**YOUR GOAL**
Copy each of the records exactly.

(Beginning of DATA FOR ANALYSIS)

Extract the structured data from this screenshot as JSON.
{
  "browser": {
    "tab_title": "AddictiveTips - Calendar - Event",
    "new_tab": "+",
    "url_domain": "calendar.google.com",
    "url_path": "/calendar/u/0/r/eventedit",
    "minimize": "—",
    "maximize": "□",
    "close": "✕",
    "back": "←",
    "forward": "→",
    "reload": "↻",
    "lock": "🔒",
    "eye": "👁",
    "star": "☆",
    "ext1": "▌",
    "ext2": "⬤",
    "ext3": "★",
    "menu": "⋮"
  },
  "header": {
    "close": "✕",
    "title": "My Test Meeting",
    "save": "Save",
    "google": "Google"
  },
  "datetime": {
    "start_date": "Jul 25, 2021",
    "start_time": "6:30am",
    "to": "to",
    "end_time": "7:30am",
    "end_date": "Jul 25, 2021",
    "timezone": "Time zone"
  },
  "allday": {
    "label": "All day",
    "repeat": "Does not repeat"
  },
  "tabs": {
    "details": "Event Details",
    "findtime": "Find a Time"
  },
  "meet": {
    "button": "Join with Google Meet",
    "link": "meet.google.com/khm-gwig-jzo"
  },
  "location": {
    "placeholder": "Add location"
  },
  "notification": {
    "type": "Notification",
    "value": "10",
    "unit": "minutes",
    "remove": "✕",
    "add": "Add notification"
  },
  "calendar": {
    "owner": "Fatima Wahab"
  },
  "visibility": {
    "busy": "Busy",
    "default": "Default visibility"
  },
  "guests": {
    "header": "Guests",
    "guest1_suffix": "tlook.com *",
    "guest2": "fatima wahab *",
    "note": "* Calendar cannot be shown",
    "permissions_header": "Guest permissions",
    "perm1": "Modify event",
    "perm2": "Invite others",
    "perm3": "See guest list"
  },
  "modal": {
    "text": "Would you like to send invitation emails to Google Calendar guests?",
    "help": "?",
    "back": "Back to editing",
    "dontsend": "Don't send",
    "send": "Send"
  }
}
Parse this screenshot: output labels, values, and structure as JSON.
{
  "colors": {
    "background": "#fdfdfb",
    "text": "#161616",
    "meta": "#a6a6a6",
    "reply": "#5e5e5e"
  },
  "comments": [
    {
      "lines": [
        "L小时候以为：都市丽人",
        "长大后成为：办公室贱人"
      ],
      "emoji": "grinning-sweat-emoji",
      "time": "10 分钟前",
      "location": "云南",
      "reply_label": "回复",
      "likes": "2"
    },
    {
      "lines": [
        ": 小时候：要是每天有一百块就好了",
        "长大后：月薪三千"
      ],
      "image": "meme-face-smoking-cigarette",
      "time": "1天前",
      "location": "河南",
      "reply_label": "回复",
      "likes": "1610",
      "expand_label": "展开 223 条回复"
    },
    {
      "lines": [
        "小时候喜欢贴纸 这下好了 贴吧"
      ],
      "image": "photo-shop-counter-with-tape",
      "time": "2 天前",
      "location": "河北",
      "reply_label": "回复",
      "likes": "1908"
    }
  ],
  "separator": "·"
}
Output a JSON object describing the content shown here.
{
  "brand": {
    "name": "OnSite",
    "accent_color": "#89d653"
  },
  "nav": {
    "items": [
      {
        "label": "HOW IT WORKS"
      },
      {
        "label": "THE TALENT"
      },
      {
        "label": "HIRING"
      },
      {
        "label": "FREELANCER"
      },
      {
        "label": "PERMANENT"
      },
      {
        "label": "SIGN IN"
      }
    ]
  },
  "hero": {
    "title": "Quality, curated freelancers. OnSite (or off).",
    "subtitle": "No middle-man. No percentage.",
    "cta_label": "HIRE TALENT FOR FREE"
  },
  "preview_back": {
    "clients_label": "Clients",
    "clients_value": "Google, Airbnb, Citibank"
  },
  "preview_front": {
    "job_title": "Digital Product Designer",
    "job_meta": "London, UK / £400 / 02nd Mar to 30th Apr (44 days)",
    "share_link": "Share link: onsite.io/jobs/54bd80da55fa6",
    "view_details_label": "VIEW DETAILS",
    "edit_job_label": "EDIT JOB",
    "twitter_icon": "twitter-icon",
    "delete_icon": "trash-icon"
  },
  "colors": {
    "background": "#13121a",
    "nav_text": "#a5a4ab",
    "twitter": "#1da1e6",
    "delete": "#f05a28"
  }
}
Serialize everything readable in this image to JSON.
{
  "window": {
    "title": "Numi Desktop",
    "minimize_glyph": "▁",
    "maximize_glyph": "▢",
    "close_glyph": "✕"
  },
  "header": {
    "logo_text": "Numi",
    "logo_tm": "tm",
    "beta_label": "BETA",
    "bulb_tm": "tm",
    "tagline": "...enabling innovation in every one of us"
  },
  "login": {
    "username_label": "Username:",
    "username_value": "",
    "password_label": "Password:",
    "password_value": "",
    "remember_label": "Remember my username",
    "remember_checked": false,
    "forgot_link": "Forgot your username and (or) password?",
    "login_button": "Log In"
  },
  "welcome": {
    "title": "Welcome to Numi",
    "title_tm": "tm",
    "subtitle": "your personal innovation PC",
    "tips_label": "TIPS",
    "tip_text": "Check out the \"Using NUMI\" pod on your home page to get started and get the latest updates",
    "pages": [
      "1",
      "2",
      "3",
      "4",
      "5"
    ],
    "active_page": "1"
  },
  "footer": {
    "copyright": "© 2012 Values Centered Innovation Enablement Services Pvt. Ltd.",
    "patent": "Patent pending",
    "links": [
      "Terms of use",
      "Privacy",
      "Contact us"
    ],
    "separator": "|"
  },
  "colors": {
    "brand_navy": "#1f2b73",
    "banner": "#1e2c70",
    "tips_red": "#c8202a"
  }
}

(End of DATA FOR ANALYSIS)

**ANSWER AREA**
Extract the structured data from this screenshot as JSON.
{
  "browser": {
    "tab_title": "AddictiveTips - Calendar - Event",
    "new_tab": "+",
    "url_domain": "calendar.google.com",
    "url_path": "/calendar/u/0/r/eventedit",
    "minimize": "—",
    "maximize": "□",
    "close": "✕",
    "back": "←",
    "forward": "→",
    "reload": "↻",
    "lock": "🔒",
    "eye": "👁",
    "star": "☆",
    "ext1": "▌",
    "ext2": "⬤",
    "ext3": "★",
    "menu": "⋮"
  },
  "header": {
    "close": "✕",
    "title": "My Test Meeting",
    "save": "Save",
    "google": "Google"
  },
  "datetime": {
    "start_date": "Jul 25, 2021",
    "start_time": "6:30am",
    "to": "to",
    "end_time": "7:30am",
    "end_date": "Jul 25, 2021",
    "timezone": "Time zone"
  },
  "allday": {
    "label": "All day",
    "repeat": "Does not repeat"
  },
  "tabs": {
    "details": "Event Details",
    "findtime": "Find a Time"
  },
  "meet": {
    "button": "Join with Google Meet",
    "link": "meet.google.com/khm-gwig-jzo"
  },
  "location": {
    "placeholder": "Add location"
  },
  "notification": {
    "type": "Notification",
    "value": "10",
    "unit": "minutes",
    "remove": "✕",
    "add": "Add notification"
  },
  "calendar": {
    "owner": "Fatima Wahab"
  },
  "visibility": {
    "busy": "Busy",
    "default": "Default visibility"
  },
  "guests": {
    "header": "Guests",
    "guest1_suffix": "tlook.com *",
    "guest2": "fatima wahab *",
    "note": "* Calendar cannot be shown",
    "permissions_header": "Guest permissions",
    "perm1": "Modify event",
    "perm2": "Invite others",
    "perm3": "See guest list"
  },
  "modal": {
    "text": "Would you like to send invitation emails to Google Calendar guests?",
    "help": "?",
    "back": "Back to editing",
    "dontsend": "Don't send",
    "send": "Send"
  }
}
Parse this screenshot: output labels, values, and structure as JSON.
{
  "colors": {
    "background": "#fdfdfb",
    "text": "#161616",
    "meta": "#a6a6a6",
    "reply": "#5e5e5e"
  },
  "comments": [
    {
      "lines": [
        "L小时候以为：都市丽人",
        "长大后成为：办公室贱人"
      ],
      "emoji": "grinning-sweat-emoji",
      "time": "10 分钟前",
      "location": "云南",
      "reply_label": "回复",
      "likes": "2"
    },
    {
      "lines": [
        ": 小时候：要是每天有一百块就好了",
        "长大后：月薪三千"
      ],
      "image": "meme-face-smoking-cigarette",
      "time": "1天前",
      "location": "河南",
      "reply_label": "回复",
      "likes": "1610",
      "expand_label": "展开 223 条回复"
    },
    {
      "lines": [
        "小时候喜欢贴纸 这下好了 贴吧"
      ],
      "image": "photo-shop-counter-with-tape",
      "time": "2 天前",
      "location": "河北",
      "reply_label": "回复",
      "likes": "1908"
    }
  ],
  "separator": "·"
}
Output a JSON object describing the content shown here.
{
  "brand": {
    "name": "OnSite",
    "accent_color": "#89d653"
  },
  "nav": {
    "items": [
      {
        "label": "HOW IT WORKS"
      },
      {
        "label": "THE TALENT"
      },
      {
        "label": "HIRING"
      },
      {
        "label": "FREELANCER"
      },
      {
        "label": "PERMANENT"
      },
      {
        "label": "SIGN IN"
      }
    ]
  },
  "hero": {
    "title": "Quality, curated freelancers. OnSite (or off).",
    "subtitle": "No middle-man. No percentage.",
    "cta_label": "HIRE TALENT FOR FREE"
  },
  "preview_back": {
    "clients_label": "Clients",
    "clients_value": "Google, Airbnb, Citibank"
  },
  "preview_front": {
    "job_title": "Digital Product Designer",
    "job_meta": "London, UK / £400 / 02nd Mar to 30th Apr (44 days)",
    "share_link": "Share link: onsite.io/jobs/54bd80da55fa6",
    "view_details_label": "VIEW DETAILS",
    "edit_job_label": "EDIT JOB",
    "twitter_icon": "twitter-icon",
    "delete_icon": "trash-icon"
  },
  "colors": {
    "background": "#13121a",
    "nav_text": "#a5a4ab",
    "twitter": "#1da1e6",
    "delete": "#f05a28"
  }
}
Serialize everything readable in this image to JSON.
{
  "window": {
    "title": "Numi Desktop",
    "minimize_glyph": "▁",
    "maximize_glyph": "▢",
    "close_glyph": "✕"
  },
  "header": {
    "logo_text": "Numi",
    "logo_tm": "tm",
    "beta_label": "BETA",
    "bulb_tm": "tm",
    "tagline": "...enabling innovation in every one of us"
  },
  "login": {
    "username_label": "Username:",
    "username_value": "",
    "password_label": "Password:",
    "password_value": "",
    "remember_label": "Remember my username",
    "remember_checked": false,
    "forgot_link": "Forgot your username and (or) password?",
    "login_button": "Log In"
  },
  "welcome": {
    "title": "Welcome to Numi",
    "title_tm": "tm",
    "subtitle": "your personal innovation PC",
    "tips_label": "TIPS",
    "tip_text": "Check out the \"Using NUMI\" pod on your home page to get started and get the latest updates",
    "pages": [
      "1",
      "2",
      "3",
      "4",
      "5"
    ],
    "active_page": "1"
  },
  "footer": {
    "copyright": "© 2012 Values Centered Innovation Enablement Services Pvt. Ltd.",
    "patent": "Patent pending",
    "links": [
      "Terms of use",
      "Privacy",
      "Contact us"
    ],
    "separator": "|"
  },
  "colors": {
    "brand_navy": "#1f2b73",
    "banner": "#1e2c70",
    "tips_red": "#c8202a"
  }
}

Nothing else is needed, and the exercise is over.